The VaporTrode procedure is designed to reduce the bothersome obstructive symptoms caused by benign prostatic hyperplasia and to increase both peak and mean flow rates.
Narayan and associates (1997) compared the efficacy of the VaporTrode procedure with visual laser ablation of the prostate in 64 men with BPH.
However, five (1.1%) of those treated by TURP required hospital admission as compared to one (0.3%) of the men treated by the VaporTrode procedure.
Meade and McLoughlin (1996) also reported relatively few complications following the VaporTrode procedure based on their experiences with 51 subjects.
It is important to note that both Ekengrad and Hahn (1996) and Shokeir and colleagues (1997) observed evidence that at least some of the irrigation fluid used during the VaporTrode procedure was absorbed through the venous bed of the prostate.
Several studies have examined the risk of sexual dysfunction following the VaporTrode procedure.
Because the VaporTrode procedure is gaining popularity as a technique for ablating obstructive tissue, and because the procedure offers several potential advantages when compared to laser prostatectomy or TIJRP, urologic nurses are actively involved in managing patients who undergo this procedure.

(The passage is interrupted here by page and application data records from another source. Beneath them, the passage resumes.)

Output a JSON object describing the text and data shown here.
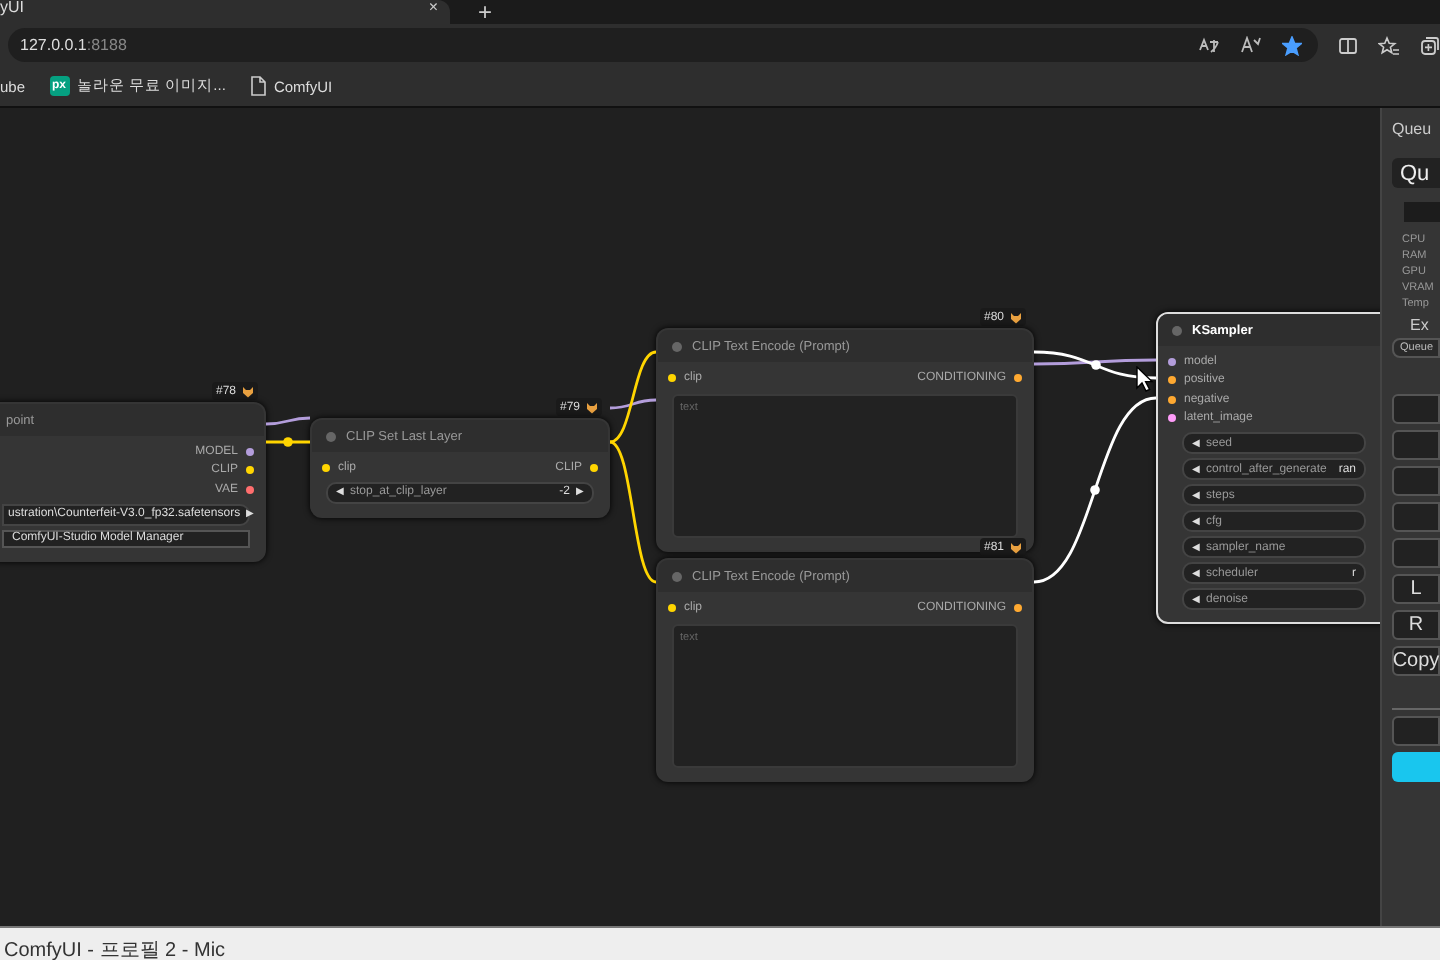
{
  "browser": {
    "tab": {
      "title": "yUI",
      "close": "×"
    },
    "new_tab": "+",
    "address": {
      "host": "127.0.0.1",
      "port": ":8188"
    },
    "favorited": true,
    "bookmarks": [
      {
        "kind": "plain",
        "label": "ube"
      },
      {
        "kind": "badge",
        "badge": "px",
        "label": "놀라운 무료 이미지..."
      },
      {
        "kind": "page",
        "label": "ComfyUI"
      }
    ]
  },
  "nodes": [
    {
      "id": "#78",
      "title": "point",
      "selected": false,
      "outputs": [
        {
          "name": "MODEL",
          "color": "#b39ddb"
        },
        {
          "name": "CLIP",
          "color": "#ffd500"
        },
        {
          "name": "VAE",
          "color": "#ff6e6e"
        }
      ],
      "widgets": [
        {
          "kind": "combo",
          "value": "ustration\\Counterfeit-V3.0_fp32.safetensors",
          "right": "▶"
        },
        {
          "kind": "button",
          "label": "ComfyUI-Studio Model Manager"
        }
      ]
    },
    {
      "id": "#79",
      "title": "CLIP Set Last Layer",
      "selected": false,
      "inputs": [
        {
          "name": "clip",
          "color": "#ffd500"
        }
      ],
      "outputs": [
        {
          "name": "CLIP",
          "color": "#ffd500"
        }
      ],
      "widgets": [
        {
          "kind": "combo",
          "left": "◀",
          "label": "stop_at_clip_layer",
          "value": "-2",
          "right": "▶"
        }
      ]
    },
    {
      "id": "#80",
      "title": "CLIP Text Encode (Prompt)",
      "selected": false,
      "inputs": [
        {
          "name": "clip",
          "color": "#ffd500"
        }
      ],
      "outputs": [
        {
          "name": "CONDITIONING",
          "color": "#ffa931"
        }
      ],
      "widgets": [
        {
          "kind": "textarea",
          "placeholder": "text"
        }
      ]
    },
    {
      "id": "#81",
      "title": "CLIP Text Encode (Prompt)",
      "selected": false,
      "inputs": [
        {
          "name": "clip",
          "color": "#ffd500"
        }
      ],
      "outputs": [
        {
          "name": "CONDITIONING",
          "color": "#ffa931"
        }
      ],
      "widgets": [
        {
          "kind": "textarea",
          "placeholder": "text"
        }
      ]
    },
    {
      "title": "KSampler",
      "selected": true,
      "inputs": [
        {
          "name": "model",
          "color": "#b39ddb"
        },
        {
          "name": "positive",
          "color": "#ffa931"
        },
        {
          "name": "negative",
          "color": "#ffa931"
        },
        {
          "name": "latent_image",
          "color": "#ff9cf9"
        }
      ],
      "widgets": [
        {
          "kind": "combo",
          "left": "◀",
          "label": "seed"
        },
        {
          "kind": "combo",
          "left": "◀",
          "label": "control_after_generate",
          "value": "ran"
        },
        {
          "kind": "combo",
          "left": "◀",
          "label": "steps"
        },
        {
          "kind": "combo",
          "left": "◀",
          "label": "cfg"
        },
        {
          "kind": "combo",
          "left": "◀",
          "label": "sampler_name"
        },
        {
          "kind": "combo",
          "left": "◀",
          "label": "scheduler",
          "value": "r"
        },
        {
          "kind": "combo",
          "left": "◀",
          "label": "denoise"
        }
      ]
    }
  ],
  "side_panel": {
    "heading": "Queu",
    "queue_button": "Qu",
    "stats": [
      "CPU",
      "RAM",
      "GPU",
      "VRAM",
      "Temp"
    ],
    "extra": "Ex",
    "queue_chip": "Queue",
    "buttons": [
      "L",
      "R",
      "Copy"
    ]
  },
  "taskbar": {
    "title": "ComfyUI - 프로필 2 - Mic"
  }
}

The operative time required for the VaporTrode procedure was compared to that required for a traditional TURP but no statistically significant differences were found.
Following the VaporTrode procedure, all patients were transported to the postanesthesia care unit with an indwelling urinary catheter.
A review of the literature from 1995 to 1998 revealed only one article describing the nursing management of the patient undergoing the VaporTrode procedure (Churchill, 1997).
A serum creatinine should be obtained as a routine part of a BPH evaluation and this laboratory value can be compared with values following the VaporTrode procedure to determine if one or both ureters is obstructed by postoperative edema or bleeding.